Can you talk about the western influence and how that sort of manifests?
Ty Franck: “Well I mean it’s pretty evident that we pull a lot from that history, the western expansion in North America, how damaging that was to the people who already lived there. If you already lived in North America when the Europeans showed up it wasn’t good for you. And even within that, the way in which in the last thing we were talking about manifest destiny and the westward expansion and eminent domain and this idea that it doesn’t matter what you have if I think I have a good enough reason to take it I could just take it. And that’s sort of the railroad going across the west and the railroad just got 100 yards on either side of the railroad tracks, that was just theirs. And it didn’t matter that you had a farm or whatever. If they rolled through they just own that now. And that playing out with RCE and their charter from the government that Murtry takes so serious saying we have a government charter we actually own this. It doesn’t matter that you were here.

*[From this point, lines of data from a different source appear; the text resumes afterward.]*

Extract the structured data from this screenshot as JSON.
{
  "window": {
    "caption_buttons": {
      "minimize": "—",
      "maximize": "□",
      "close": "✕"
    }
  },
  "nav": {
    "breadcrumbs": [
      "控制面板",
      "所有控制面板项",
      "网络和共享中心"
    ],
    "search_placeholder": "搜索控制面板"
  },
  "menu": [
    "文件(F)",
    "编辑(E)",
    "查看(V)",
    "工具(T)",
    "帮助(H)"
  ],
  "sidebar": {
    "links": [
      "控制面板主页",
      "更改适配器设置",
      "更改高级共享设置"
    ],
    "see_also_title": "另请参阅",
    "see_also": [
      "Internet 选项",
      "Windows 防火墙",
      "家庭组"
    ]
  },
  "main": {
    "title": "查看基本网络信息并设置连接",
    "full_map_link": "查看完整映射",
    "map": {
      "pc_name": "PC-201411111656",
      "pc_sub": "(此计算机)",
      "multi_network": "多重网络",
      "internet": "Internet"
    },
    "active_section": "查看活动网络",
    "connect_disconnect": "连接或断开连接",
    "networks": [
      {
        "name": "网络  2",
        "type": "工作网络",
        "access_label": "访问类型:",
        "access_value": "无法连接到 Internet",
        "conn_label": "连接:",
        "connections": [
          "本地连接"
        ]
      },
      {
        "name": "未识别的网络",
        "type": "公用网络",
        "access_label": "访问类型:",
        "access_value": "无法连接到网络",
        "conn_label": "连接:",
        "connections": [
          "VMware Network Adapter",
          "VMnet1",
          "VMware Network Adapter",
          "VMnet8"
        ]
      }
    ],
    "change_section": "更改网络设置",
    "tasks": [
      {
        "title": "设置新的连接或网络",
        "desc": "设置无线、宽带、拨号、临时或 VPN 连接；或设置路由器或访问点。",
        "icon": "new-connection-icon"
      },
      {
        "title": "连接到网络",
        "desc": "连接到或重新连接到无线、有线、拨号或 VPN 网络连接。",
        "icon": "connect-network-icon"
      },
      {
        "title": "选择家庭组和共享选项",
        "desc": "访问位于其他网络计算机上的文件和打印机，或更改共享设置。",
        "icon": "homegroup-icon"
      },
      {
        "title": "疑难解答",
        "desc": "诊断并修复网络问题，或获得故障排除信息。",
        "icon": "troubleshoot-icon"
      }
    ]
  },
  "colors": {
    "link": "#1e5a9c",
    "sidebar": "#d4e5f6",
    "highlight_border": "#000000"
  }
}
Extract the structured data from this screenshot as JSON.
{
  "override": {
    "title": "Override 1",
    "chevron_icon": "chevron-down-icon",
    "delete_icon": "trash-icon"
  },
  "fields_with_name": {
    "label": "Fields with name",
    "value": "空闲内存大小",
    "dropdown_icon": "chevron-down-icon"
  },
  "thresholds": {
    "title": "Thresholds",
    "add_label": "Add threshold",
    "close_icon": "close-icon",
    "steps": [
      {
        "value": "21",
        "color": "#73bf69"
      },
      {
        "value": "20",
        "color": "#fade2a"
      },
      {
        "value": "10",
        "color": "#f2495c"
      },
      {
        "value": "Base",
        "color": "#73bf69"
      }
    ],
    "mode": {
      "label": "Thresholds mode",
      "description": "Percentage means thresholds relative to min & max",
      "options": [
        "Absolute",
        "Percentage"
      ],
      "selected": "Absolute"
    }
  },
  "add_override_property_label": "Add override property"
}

And that’s the colonization conflict played over and over throughout history. Whenever new people show up, people were already there almost always and the new people show up like, hey this is ours, and the people who already lived there like, but we live here. So yea just playing that out.”